In the data below, which lines hold the word "selected"? Copy them.
Top of MATERIAL SUPPLIED
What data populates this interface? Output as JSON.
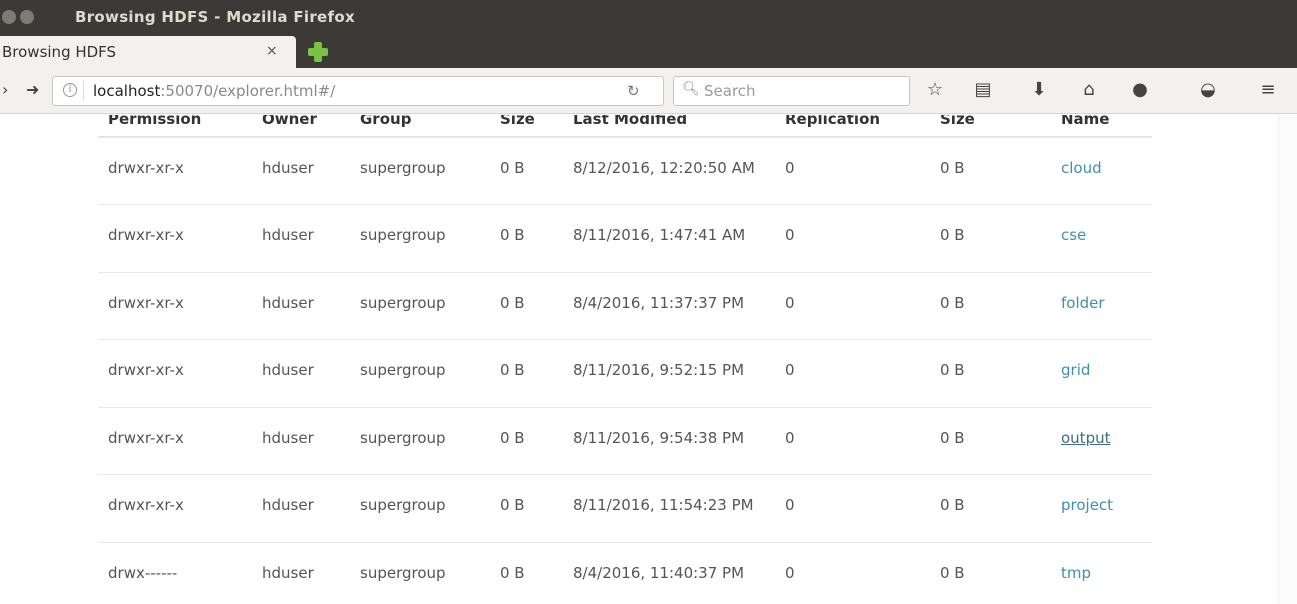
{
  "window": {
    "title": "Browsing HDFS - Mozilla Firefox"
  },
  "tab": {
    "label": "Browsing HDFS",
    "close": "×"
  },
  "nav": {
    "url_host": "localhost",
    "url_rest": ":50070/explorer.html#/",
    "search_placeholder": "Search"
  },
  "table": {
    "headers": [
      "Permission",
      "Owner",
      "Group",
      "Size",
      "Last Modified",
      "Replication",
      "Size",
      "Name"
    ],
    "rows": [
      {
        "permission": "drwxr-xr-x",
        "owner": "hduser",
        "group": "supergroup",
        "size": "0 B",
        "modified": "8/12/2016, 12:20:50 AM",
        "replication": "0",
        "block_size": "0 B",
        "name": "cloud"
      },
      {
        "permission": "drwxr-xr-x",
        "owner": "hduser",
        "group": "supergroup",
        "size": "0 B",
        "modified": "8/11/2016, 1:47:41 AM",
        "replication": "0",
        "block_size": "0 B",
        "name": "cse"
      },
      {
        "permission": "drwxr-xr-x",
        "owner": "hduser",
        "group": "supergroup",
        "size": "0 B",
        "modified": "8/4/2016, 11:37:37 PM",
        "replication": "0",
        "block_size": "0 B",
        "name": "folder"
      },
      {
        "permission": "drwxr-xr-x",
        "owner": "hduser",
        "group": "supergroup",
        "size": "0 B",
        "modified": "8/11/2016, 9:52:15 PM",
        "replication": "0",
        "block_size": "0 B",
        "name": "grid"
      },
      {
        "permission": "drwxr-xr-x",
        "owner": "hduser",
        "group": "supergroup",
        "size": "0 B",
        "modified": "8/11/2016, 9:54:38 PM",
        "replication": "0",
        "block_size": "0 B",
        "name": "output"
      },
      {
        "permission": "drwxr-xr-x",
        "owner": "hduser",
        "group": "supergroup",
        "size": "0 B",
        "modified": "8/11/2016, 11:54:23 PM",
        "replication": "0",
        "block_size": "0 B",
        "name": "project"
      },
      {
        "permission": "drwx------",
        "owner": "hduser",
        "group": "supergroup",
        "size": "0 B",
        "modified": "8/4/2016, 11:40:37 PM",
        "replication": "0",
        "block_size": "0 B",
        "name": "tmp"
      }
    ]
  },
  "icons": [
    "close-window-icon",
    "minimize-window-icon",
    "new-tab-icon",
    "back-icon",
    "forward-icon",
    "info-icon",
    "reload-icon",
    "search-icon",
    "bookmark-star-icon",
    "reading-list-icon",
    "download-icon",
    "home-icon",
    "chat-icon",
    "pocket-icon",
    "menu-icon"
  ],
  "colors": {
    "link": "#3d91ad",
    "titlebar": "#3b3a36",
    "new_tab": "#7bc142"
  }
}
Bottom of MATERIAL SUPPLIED
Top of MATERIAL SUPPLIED
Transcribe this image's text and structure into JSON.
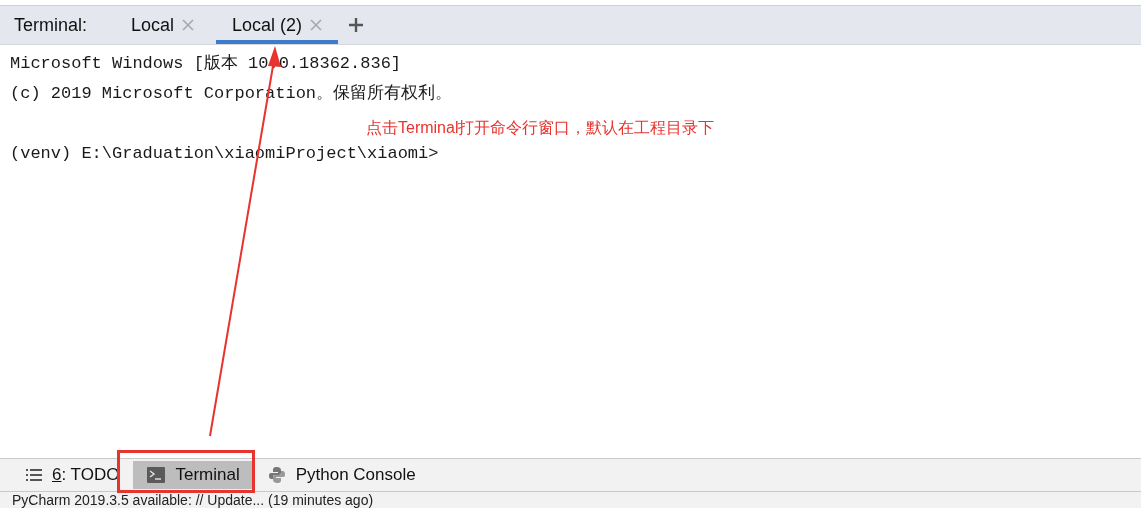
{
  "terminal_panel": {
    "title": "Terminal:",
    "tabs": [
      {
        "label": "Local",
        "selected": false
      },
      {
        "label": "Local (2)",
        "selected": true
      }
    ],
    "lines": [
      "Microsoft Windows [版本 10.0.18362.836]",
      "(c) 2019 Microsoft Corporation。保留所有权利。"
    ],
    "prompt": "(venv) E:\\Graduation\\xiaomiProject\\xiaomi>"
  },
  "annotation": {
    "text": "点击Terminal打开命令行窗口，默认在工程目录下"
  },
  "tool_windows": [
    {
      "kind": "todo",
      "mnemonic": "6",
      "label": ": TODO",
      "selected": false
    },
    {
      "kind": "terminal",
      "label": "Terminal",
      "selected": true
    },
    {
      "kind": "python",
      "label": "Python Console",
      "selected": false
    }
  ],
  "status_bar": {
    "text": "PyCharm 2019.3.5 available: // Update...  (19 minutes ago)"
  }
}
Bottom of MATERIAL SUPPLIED
EXERCISE SOLUTION =>
        "selected": false
        "selected": true
      "selected": false
      "selected": true
      "selected": false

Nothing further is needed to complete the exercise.